WHAT YOU ARE ASKED TO DO — Every line below that holds the string "classMethodPointcut" should be copied.
((
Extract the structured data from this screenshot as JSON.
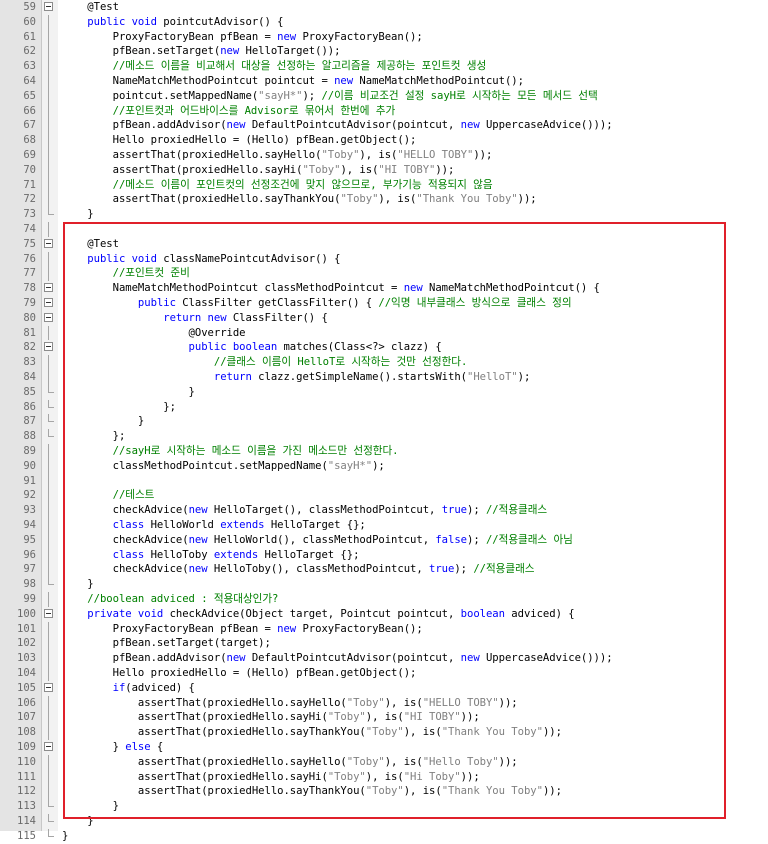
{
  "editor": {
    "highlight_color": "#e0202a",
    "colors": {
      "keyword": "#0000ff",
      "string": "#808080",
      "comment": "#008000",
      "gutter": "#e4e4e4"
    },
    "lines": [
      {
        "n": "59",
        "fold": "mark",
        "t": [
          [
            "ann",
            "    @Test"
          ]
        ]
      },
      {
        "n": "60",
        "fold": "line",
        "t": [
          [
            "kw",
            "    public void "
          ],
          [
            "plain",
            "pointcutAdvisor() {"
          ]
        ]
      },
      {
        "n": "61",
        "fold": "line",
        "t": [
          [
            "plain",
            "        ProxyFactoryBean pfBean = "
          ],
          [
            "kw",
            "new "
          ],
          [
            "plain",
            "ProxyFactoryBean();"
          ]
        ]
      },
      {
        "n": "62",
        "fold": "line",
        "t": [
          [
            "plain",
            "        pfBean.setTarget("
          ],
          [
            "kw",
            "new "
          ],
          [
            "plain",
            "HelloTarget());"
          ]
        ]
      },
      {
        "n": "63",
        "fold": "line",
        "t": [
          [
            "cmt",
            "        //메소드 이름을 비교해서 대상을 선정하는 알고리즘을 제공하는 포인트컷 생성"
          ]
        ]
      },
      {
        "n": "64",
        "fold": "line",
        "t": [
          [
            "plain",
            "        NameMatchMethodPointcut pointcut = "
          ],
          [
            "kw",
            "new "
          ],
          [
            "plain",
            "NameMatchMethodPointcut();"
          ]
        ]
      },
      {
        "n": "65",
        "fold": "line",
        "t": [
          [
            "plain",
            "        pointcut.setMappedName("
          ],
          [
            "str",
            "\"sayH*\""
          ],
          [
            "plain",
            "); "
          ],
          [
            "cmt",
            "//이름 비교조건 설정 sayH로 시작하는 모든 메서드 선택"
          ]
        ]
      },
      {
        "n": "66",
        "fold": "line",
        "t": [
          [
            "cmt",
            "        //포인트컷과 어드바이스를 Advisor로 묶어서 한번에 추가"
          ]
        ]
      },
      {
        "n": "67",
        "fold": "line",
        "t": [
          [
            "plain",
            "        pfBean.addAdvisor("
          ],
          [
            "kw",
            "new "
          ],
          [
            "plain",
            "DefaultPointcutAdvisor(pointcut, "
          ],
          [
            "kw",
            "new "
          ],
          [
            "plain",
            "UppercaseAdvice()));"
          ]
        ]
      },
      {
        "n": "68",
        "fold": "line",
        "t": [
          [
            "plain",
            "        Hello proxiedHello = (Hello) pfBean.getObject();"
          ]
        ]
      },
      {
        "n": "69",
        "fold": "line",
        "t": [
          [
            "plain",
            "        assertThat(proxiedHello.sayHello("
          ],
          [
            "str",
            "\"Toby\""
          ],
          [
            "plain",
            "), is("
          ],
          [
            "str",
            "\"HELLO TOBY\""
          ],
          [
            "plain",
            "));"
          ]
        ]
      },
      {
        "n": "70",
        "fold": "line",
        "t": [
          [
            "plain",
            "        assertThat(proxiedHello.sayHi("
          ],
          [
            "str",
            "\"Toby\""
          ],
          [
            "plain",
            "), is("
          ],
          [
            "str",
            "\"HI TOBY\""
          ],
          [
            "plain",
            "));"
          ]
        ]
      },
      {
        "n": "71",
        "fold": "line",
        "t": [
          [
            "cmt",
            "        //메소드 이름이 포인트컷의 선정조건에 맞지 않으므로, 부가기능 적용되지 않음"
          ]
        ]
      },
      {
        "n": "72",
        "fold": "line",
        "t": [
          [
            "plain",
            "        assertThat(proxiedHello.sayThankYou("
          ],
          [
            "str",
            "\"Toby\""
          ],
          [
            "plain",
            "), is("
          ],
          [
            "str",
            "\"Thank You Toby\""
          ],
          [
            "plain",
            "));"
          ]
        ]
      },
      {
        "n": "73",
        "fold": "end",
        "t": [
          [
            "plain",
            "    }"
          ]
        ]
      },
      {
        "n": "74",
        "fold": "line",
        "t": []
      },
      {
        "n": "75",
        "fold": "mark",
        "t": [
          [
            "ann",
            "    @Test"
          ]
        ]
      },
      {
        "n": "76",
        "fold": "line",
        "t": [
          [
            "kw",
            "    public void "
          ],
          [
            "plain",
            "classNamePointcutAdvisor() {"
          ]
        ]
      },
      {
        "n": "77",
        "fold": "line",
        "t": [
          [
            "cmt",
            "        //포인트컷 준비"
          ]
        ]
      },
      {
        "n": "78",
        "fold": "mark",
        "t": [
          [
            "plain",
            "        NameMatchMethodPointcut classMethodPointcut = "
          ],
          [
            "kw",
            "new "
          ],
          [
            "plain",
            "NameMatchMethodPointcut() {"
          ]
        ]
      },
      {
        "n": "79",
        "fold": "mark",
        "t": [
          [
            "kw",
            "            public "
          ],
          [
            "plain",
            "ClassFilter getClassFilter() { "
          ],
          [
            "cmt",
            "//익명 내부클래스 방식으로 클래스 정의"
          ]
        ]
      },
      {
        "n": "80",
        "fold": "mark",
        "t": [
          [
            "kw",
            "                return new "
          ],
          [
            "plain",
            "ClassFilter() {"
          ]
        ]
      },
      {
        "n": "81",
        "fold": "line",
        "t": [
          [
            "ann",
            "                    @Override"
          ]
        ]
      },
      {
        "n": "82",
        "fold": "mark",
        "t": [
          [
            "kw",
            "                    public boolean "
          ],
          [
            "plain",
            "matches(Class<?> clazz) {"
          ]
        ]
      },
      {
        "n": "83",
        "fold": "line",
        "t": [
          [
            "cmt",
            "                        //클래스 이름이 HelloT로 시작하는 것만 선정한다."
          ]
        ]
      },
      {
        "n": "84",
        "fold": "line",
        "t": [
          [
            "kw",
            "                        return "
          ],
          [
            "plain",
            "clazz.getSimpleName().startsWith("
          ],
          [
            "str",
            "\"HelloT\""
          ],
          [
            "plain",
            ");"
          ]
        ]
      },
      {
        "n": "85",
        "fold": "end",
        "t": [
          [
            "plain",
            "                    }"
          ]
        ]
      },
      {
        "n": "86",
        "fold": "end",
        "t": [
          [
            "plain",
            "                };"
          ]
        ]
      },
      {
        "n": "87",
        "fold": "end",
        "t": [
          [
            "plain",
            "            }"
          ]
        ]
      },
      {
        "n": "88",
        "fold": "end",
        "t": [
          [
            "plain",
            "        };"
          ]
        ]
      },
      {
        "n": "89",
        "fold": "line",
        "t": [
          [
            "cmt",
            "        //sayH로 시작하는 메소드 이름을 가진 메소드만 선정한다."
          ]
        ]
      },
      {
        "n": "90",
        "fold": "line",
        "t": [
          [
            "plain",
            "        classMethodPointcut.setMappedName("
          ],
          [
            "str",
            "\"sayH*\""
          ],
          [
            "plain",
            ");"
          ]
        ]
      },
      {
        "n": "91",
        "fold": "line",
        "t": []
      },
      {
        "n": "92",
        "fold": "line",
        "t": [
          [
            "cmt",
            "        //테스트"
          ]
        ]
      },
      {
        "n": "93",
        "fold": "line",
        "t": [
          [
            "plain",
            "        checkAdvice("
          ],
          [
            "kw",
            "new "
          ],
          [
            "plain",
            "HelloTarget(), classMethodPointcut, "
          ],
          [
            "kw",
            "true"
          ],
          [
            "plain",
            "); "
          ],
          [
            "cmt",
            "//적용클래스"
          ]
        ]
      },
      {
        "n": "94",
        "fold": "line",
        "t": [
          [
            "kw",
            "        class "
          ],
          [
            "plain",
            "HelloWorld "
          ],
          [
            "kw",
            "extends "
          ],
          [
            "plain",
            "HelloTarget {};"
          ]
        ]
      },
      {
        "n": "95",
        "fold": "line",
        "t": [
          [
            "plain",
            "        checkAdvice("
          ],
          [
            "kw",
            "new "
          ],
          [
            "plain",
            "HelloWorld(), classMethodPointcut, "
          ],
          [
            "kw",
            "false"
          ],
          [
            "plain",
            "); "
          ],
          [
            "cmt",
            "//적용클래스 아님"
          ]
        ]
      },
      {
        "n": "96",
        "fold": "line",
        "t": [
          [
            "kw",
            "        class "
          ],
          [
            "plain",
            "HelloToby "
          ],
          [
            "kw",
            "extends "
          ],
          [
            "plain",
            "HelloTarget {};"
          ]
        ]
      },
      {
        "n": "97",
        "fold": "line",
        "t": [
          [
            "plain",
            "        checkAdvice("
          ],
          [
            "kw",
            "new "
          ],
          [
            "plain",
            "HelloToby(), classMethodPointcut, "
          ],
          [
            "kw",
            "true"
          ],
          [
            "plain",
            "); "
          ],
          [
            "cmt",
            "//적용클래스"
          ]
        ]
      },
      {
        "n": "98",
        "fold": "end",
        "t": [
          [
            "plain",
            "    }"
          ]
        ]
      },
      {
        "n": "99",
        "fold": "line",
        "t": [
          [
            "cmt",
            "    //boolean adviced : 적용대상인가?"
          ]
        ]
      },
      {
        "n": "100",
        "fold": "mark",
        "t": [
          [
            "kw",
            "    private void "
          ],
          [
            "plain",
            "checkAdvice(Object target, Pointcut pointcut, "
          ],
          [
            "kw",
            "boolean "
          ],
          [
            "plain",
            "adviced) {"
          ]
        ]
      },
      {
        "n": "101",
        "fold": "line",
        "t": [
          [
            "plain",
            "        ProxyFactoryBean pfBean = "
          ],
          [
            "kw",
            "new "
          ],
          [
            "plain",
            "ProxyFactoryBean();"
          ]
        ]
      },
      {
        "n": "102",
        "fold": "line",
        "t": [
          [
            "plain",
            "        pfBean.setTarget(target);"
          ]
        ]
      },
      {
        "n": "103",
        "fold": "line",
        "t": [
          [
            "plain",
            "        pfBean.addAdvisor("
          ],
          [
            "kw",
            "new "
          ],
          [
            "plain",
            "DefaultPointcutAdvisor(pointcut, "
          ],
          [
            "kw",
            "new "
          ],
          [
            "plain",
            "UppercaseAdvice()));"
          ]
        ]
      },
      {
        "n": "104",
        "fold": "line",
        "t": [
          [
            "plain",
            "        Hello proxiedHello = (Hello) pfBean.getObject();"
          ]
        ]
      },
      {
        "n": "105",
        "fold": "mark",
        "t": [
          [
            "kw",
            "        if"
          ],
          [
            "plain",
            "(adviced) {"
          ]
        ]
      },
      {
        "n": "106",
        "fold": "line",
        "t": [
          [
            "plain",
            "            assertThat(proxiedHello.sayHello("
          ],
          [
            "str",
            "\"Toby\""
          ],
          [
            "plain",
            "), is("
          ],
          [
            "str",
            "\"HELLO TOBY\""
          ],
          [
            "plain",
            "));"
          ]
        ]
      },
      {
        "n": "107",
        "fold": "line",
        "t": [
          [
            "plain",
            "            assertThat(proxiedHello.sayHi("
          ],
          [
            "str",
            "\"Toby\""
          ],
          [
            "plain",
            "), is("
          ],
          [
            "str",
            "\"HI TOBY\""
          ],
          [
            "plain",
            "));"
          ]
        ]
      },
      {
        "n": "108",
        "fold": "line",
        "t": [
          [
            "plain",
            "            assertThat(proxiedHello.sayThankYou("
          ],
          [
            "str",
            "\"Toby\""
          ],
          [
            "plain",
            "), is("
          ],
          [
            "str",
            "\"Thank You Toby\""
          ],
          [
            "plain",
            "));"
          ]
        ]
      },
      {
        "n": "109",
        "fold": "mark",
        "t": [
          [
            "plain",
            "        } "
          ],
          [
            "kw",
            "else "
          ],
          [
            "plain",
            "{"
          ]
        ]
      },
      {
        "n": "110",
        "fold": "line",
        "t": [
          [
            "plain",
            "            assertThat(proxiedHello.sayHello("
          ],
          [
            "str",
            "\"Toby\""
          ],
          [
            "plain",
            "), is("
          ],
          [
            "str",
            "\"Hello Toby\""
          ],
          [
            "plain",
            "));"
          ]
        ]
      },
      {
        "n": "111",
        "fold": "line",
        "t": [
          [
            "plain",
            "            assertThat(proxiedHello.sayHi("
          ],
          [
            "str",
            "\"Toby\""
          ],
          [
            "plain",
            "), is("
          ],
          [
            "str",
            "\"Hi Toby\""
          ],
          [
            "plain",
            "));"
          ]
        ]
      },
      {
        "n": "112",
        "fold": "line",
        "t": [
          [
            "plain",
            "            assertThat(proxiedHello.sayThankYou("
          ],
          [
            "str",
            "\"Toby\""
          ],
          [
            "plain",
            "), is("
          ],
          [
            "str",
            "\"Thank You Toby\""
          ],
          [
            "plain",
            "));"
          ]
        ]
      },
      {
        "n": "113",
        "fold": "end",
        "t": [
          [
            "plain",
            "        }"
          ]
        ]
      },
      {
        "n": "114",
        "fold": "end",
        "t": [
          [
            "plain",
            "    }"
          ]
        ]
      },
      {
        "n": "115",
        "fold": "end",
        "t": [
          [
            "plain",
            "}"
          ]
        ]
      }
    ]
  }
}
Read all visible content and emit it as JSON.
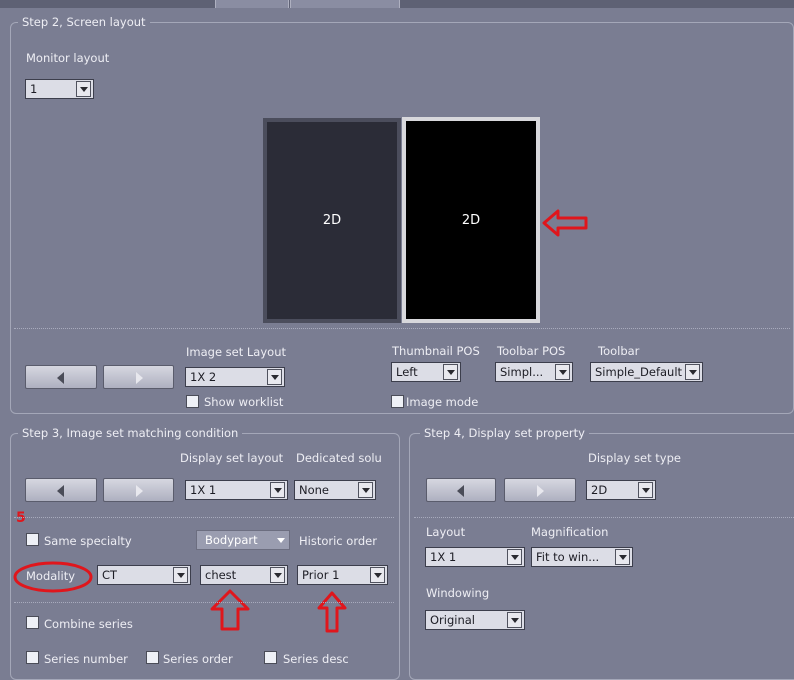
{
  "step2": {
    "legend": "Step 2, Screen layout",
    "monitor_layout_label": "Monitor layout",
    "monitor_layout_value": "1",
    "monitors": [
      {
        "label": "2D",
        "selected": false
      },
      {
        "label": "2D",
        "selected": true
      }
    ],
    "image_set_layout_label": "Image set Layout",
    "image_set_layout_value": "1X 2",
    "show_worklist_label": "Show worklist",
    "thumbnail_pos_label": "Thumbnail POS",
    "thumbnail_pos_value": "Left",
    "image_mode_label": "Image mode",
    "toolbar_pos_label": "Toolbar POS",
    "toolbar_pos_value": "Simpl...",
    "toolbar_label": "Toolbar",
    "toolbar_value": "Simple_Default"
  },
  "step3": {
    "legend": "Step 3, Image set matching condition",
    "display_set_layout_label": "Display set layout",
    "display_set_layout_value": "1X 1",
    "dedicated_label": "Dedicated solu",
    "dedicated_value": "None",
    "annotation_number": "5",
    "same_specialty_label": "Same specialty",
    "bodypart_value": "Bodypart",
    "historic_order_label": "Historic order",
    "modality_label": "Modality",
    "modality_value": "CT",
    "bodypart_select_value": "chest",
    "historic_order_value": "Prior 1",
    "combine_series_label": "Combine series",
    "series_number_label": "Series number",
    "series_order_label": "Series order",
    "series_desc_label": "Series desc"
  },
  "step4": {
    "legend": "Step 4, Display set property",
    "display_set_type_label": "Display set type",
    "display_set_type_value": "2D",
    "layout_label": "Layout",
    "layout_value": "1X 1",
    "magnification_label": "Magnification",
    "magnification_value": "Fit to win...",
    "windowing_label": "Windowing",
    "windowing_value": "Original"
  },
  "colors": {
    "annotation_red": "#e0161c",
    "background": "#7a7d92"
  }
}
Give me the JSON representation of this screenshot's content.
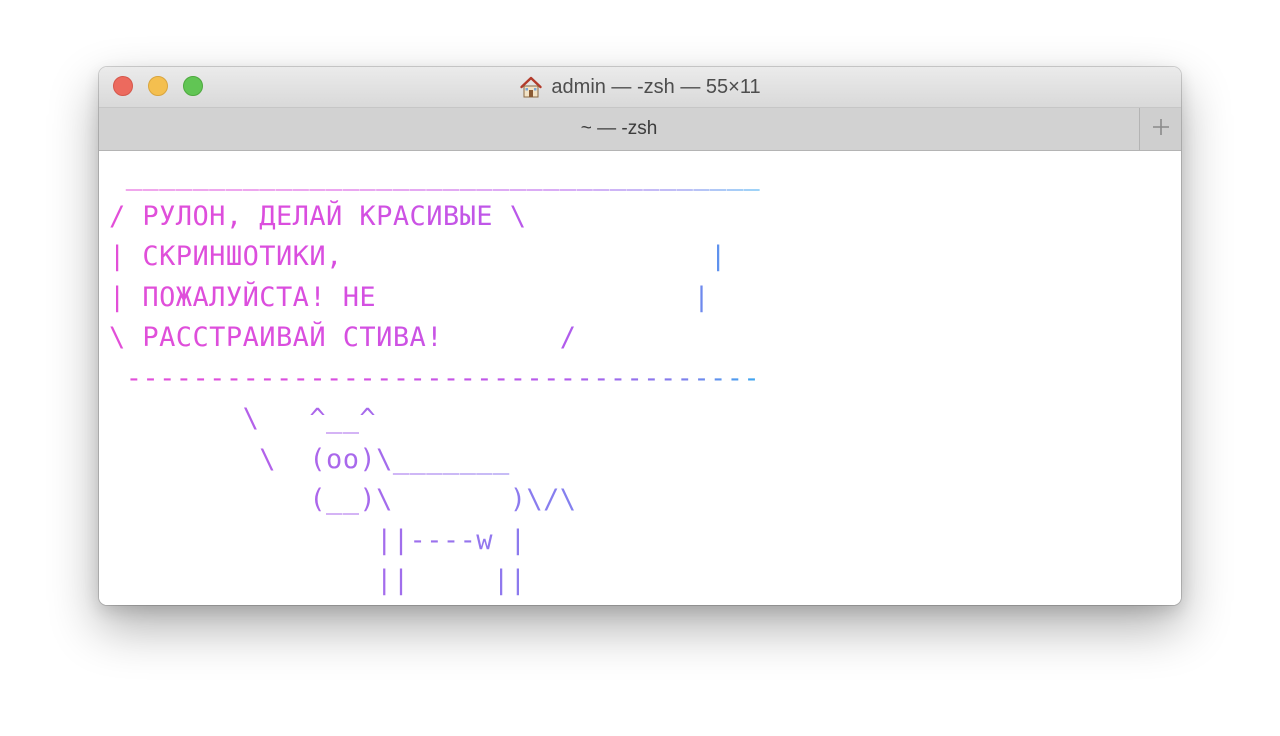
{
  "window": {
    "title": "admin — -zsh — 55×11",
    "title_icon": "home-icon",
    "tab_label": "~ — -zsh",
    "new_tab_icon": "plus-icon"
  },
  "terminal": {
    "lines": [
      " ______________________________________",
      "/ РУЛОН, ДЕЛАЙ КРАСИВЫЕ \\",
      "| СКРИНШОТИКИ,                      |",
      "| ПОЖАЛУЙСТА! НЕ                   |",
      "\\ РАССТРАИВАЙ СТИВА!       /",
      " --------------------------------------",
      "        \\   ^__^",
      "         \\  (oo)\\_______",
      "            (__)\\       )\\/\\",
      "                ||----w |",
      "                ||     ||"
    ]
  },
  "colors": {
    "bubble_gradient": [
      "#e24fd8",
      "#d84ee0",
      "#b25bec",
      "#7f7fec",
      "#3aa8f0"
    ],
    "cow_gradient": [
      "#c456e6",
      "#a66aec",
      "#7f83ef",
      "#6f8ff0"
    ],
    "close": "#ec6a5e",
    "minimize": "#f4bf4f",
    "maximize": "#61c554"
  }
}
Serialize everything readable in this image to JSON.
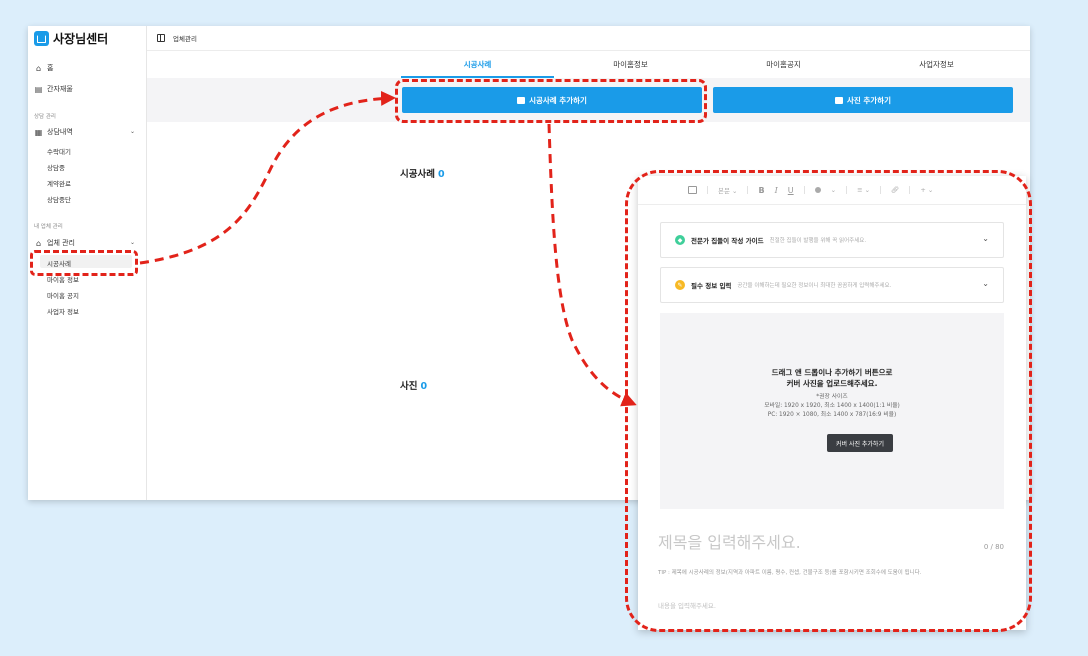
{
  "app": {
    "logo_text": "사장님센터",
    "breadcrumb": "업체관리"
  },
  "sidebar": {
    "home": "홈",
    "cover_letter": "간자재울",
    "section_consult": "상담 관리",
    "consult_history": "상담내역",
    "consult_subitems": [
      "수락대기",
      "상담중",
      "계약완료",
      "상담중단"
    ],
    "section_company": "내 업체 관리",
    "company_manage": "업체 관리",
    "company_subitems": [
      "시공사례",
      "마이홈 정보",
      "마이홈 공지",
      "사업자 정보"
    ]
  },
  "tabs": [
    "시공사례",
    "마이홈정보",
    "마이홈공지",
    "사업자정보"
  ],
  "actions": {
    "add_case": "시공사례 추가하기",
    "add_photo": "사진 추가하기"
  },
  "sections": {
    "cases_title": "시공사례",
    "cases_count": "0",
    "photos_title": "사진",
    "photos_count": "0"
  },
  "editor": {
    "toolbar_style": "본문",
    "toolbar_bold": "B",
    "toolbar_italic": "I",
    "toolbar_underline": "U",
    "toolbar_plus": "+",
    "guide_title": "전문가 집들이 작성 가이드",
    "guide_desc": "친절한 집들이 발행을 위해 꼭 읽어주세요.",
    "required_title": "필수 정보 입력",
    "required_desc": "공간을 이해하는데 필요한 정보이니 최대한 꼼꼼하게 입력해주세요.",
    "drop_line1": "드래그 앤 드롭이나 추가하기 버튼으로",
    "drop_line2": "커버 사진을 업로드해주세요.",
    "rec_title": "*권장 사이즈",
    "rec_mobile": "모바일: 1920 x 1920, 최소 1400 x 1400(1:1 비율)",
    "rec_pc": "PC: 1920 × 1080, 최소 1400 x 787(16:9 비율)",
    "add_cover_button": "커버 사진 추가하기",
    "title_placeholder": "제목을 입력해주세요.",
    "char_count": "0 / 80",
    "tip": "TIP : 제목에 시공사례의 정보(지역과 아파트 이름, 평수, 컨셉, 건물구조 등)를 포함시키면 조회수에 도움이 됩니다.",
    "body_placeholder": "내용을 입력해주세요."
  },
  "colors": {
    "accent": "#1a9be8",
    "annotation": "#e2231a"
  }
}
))
ANSWER BOX —
            "        NameMatchMethodPointcut classMethodPointcut = "
            "        classMethodPointcut.setMappedName("
            "HelloTarget(), classMethodPointcut, "
            "HelloWorld(), classMethodPointcut, "
            "HelloToby(), classMethodPointcut, "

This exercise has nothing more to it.